Data to process.
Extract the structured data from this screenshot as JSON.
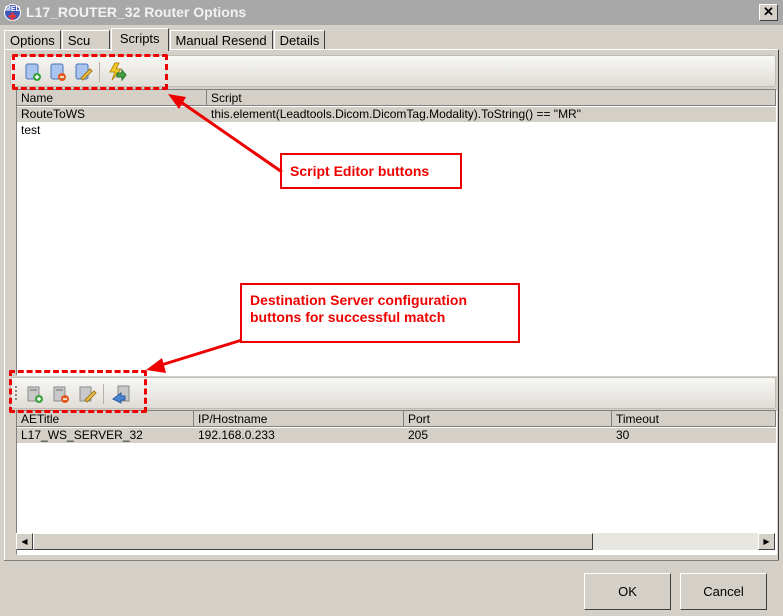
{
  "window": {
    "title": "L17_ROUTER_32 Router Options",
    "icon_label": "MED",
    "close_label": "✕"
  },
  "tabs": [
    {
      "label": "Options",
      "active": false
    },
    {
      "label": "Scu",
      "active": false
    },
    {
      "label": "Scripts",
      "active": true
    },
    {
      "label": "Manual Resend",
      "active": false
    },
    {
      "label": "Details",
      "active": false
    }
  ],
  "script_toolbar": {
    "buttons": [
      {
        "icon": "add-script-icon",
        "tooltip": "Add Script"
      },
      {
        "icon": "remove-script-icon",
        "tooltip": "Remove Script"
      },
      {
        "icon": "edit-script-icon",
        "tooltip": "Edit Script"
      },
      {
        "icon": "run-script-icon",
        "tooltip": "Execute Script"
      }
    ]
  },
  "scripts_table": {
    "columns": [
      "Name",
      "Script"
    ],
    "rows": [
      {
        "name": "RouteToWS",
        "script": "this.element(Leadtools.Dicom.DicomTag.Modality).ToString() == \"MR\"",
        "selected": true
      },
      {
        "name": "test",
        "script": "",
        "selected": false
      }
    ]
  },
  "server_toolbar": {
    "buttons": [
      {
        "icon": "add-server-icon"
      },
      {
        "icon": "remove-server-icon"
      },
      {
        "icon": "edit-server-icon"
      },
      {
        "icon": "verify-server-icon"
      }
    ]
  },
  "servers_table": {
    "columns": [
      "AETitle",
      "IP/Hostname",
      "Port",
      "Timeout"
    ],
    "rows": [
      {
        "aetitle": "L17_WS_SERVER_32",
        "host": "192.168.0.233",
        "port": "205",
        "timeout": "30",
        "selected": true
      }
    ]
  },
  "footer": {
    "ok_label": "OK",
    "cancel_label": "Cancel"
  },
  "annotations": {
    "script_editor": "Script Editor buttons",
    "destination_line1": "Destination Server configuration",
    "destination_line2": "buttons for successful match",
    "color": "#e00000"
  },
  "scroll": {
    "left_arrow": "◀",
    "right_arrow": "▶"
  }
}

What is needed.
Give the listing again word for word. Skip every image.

Written answer.
Extract the structured data from this screenshot as JSON.
{
  "window": {
    "title": "L17_ROUTER_32 Router Options",
    "icon_label": "MED",
    "close_label": "✕"
  },
  "tabs": [
    {
      "label": "Options",
      "active": false
    },
    {
      "label": "Scu",
      "active": false
    },
    {
      "label": "Scripts",
      "active": true
    },
    {
      "label": "Manual Resend",
      "active": false
    },
    {
      "label": "Details",
      "active": false
    }
  ],
  "script_toolbar": {
    "buttons": [
      {
        "icon": "add-script-icon",
        "tooltip": "Add Script"
      },
      {
        "icon": "remove-script-icon",
        "tooltip": "Remove Script"
      },
      {
        "icon": "edit-script-icon",
        "tooltip": "Edit Script"
      },
      {
        "icon": "run-script-icon",
        "tooltip": "Execute Script"
      }
    ]
  },
  "scripts_table": {
    "columns": [
      "Name",
      "Script"
    ],
    "rows": [
      {
        "name": "RouteToWS",
        "script": "this.element(Leadtools.Dicom.DicomTag.Modality).ToString() == \"MR\"",
        "selected": true
      },
      {
        "name": "test",
        "script": "",
        "selected": false
      }
    ]
  },
  "server_toolbar": {
    "buttons": [
      {
        "icon": "add-server-icon"
      },
      {
        "icon": "remove-server-icon"
      },
      {
        "icon": "edit-server-icon"
      },
      {
        "icon": "verify-server-icon"
      }
    ]
  },
  "servers_table": {
    "columns": [
      "AETitle",
      "IP/Hostname",
      "Port",
      "Timeout"
    ],
    "rows": [
      {
        "aetitle": "L17_WS_SERVER_32",
        "host": "192.168.0.233",
        "port": "205",
        "timeout": "30",
        "selected": true
      }
    ]
  },
  "footer": {
    "ok_label": "OK",
    "cancel_label": "Cancel"
  },
  "annotations": {
    "script_editor": "Script Editor buttons",
    "destination_line1": "Destination Server configuration",
    "destination_line2": "buttons for successful match",
    "color": "#e00000"
  },
  "scroll": {
    "left_arrow": "◀",
    "right_arrow": "▶"
  }
}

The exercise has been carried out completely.